WARNING: Spoilers for the Killing Eve series finale below.

After watching the Killing Eve finale, fans were so angry at what they saw that they dubbed the show “the new Game of Thrones.” This was not so much a compliment on its size and scale as it was a reference to the HBO series’ final season, which epically disappointed pretty much everyone, including author George R.R. Martin, who has been taking great pains to distance his books from the show. Well, in a similar move, Luke Jennings — the author of the Killing Eve trilogy the series is based on — is also slamming the way his characters were treated.

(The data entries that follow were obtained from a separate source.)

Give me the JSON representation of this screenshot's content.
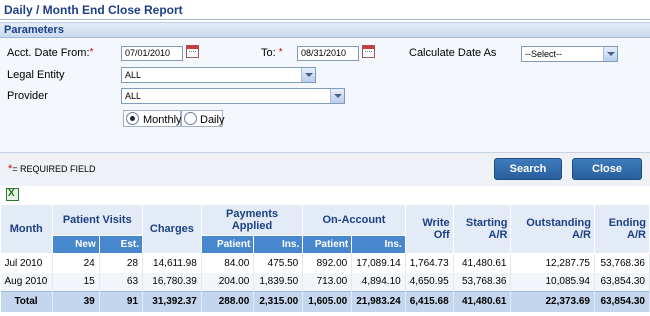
{
  "page": {
    "title": "Daily / Month End Close Report"
  },
  "parameters": {
    "header": "Parameters",
    "acct_date_from": {
      "label": "Acct. Date From:",
      "value": "07/01/2010"
    },
    "to": {
      "label": "To:",
      "value": "08/31/2010"
    },
    "calculate_date_as": {
      "label": "Calculate Date As",
      "value": "--Select--"
    },
    "legal_entity": {
      "label": "Legal Entity",
      "value": "ALL"
    },
    "provider": {
      "label": "Provider",
      "value": "ALL"
    },
    "period": {
      "monthly_label": "Monthly",
      "daily_label": "Daily",
      "selected": "Monthly"
    },
    "required_star": "*"
  },
  "footer": {
    "required_note": "= REQUIRED FIELD",
    "search_label": "Search",
    "close_label": "Close"
  },
  "icons": {
    "export": "excel-export-icon",
    "calendar": "calendar-icon"
  },
  "colors": {
    "accent": "#2a5e9d",
    "header_text": "#1d3f86",
    "sub_header": "#4787ce",
    "total_row": "#c3d6ee"
  },
  "table": {
    "headers": {
      "month": "Month",
      "patient_visits": "Patient Visits",
      "new": "New",
      "est": "Est.",
      "charges": "Charges",
      "payments_applied": "Payments Applied",
      "payments_patient": "Patient",
      "payments_ins": "Ins.",
      "on_account": "On-Account",
      "onacct_patient": "Patient",
      "onacct_ins": "Ins.",
      "write_off": "Write Off",
      "starting_ar": "Starting A/R",
      "outstanding_ar": "Outstanding A/R",
      "ending_ar": "Ending A/R"
    },
    "rows": [
      {
        "month": "Jul 2010",
        "new": "24",
        "est": "28",
        "charges": "14,611.98",
        "pay_patient": "84.00",
        "pay_ins": "475.50",
        "oa_patient": "892.00",
        "oa_ins": "17,089.14",
        "write_off": "1,764.73",
        "starting_ar": "41,480.61",
        "outstanding_ar": "12,287.75",
        "ending_ar": "53,768.36"
      },
      {
        "month": "Aug 2010",
        "new": "15",
        "est": "63",
        "charges": "16,780.39",
        "pay_patient": "204.00",
        "pay_ins": "1,839.50",
        "oa_patient": "713.00",
        "oa_ins": "4,894.10",
        "write_off": "4,650.95",
        "starting_ar": "53,768.36",
        "outstanding_ar": "10,085.94",
        "ending_ar": "63,854.30"
      }
    ],
    "total": {
      "label": "Total",
      "new": "39",
      "est": "91",
      "charges": "31,392.37",
      "pay_patient": "288.00",
      "pay_ins": "2,315.00",
      "oa_patient": "1,605.00",
      "oa_ins": "21,983.24",
      "write_off": "6,415.68",
      "starting_ar": "41,480.61",
      "outstanding_ar": "22,373.69",
      "ending_ar": "63,854.30"
    }
  }
}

In a new column for The Guardian, Jennings has made it known that he was not pleased with the way the show ended. In the final moments, Villanelle (Jodie Comer) and Eve (Sandra Oh) finally share their “first proper kiss,” only for Villanelle to be gunned down and left for dead in a river. Jennings admits he was taken aback, particularly after watching Oh and Comer bring his characters to life “so compellingly.” More importantly, Jennings didn’t appreciate seeing Killing Eve fall into the “bury your gays” trope that plagues far too many series.

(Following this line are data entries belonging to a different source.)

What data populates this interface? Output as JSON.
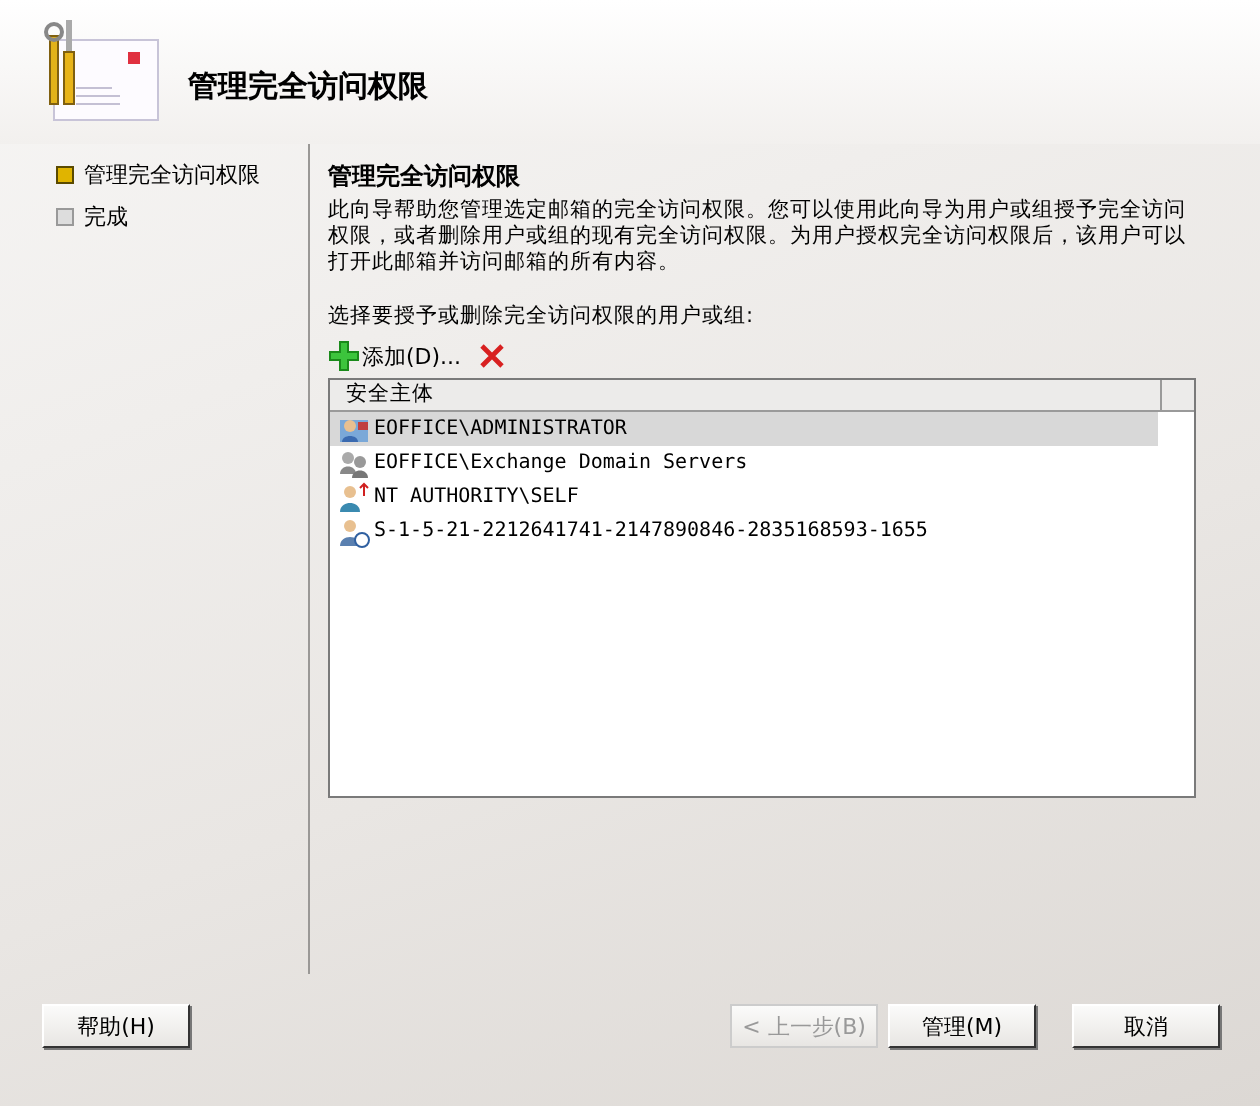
{
  "header": {
    "title": "管理完全访问权限"
  },
  "steps": [
    {
      "label": "管理完全访问权限",
      "selected": true
    },
    {
      "label": "完成",
      "selected": false
    }
  ],
  "page": {
    "heading": "管理完全访问权限",
    "description": "此向导帮助您管理选定邮箱的完全访问权限。您可以使用此向导为用户或组授予完全访问权限，或者删除用户或组的现有完全访问权限。为用户授权完全访问权限后，该用户可以打开此邮箱并访问邮箱的所有内容。",
    "prompt": "选择要授予或删除完全访问权限的用户或组:",
    "add_label": "添加(D)...",
    "column": "安全主体",
    "rows": [
      {
        "kind": "user",
        "name": "EOFFICE\\ADMINISTRATOR",
        "selected": true
      },
      {
        "kind": "group",
        "name": "EOFFICE\\Exchange Domain Servers",
        "selected": false
      },
      {
        "kind": "self",
        "name": "NT AUTHORITY\\SELF",
        "selected": false
      },
      {
        "kind": "unknown",
        "name": "S-1-5-21-2212641741-2147890846-2835168593-1655",
        "selected": false
      }
    ]
  },
  "buttons": [
    {
      "label": "帮助(H)",
      "disabled": false
    },
    {
      "label": "< 上一步(B)",
      "disabled": true
    },
    {
      "label": "管理(M)",
      "disabled": false
    },
    {
      "label": "取消",
      "disabled": false
    }
  ]
}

But the season four ending was a bowing to convention. A punishing of Villanelle and Eve for the bloody, erotically impelled chaos they have caused. A truly subversive storyline would have defied the trope which sees same-sex lovers in TV dramas permitted only the most fleeting of relationships before one of them is killed off (Lexa’s death in The 100, immediately after sleeping with her female love interest for the first time, is another example). How much more darkly satisfying, and true to Killing Eve’s original spirit, for the couple to walk off into the sunset together? Spoiler alert, but that’s how it seemed to me when writing the books.

Like Martin, Jennings offered fans of Eve and Villanelle the chance to find comfort in his books. “Villanelle lives. And on the page, if not on the screen, she will be back.”

(Via The Guardian)